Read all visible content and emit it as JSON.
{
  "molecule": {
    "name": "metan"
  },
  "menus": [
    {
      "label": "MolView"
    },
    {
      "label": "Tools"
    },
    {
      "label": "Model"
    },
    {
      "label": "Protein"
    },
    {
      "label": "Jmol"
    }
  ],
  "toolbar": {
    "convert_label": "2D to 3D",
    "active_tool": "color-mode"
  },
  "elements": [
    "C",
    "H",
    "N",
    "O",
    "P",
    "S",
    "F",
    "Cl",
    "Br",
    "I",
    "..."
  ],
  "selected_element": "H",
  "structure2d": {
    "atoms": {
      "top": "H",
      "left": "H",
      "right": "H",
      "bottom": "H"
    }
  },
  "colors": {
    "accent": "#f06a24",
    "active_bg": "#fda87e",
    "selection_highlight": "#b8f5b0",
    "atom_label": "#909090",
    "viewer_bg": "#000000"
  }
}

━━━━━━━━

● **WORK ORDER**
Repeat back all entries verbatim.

● **WORKED SOLUTION**
Read all visible content and emit it as JSON.
{
  "molecule": {
    "name": "metan"
  },
  "menus": [
    {
      "label": "MolView"
    },
    {
      "label": "Tools"
    },
    {
      "label": "Model"
    },
    {
      "label": "Protein"
    },
    {
      "label": "Jmol"
    }
  ],
  "toolbar": {
    "convert_label": "2D to 3D",
    "active_tool": "color-mode"
  },
  "elements": [
    "C",
    "H",
    "N",
    "O",
    "P",
    "S",
    "F",
    "Cl",
    "Br",
    "I",
    "..."
  ],
  "selected_element": "H",
  "structure2d": {
    "atoms": {
      "top": "H",
      "left": "H",
      "right": "H",
      "bottom": "H"
    }
  },
  "colors": {
    "accent": "#f06a24",
    "active_bg": "#fda87e",
    "selection_highlight": "#b8f5b0",
    "atom_label": "#909090",
    "viewer_bg": "#000000"
  }
}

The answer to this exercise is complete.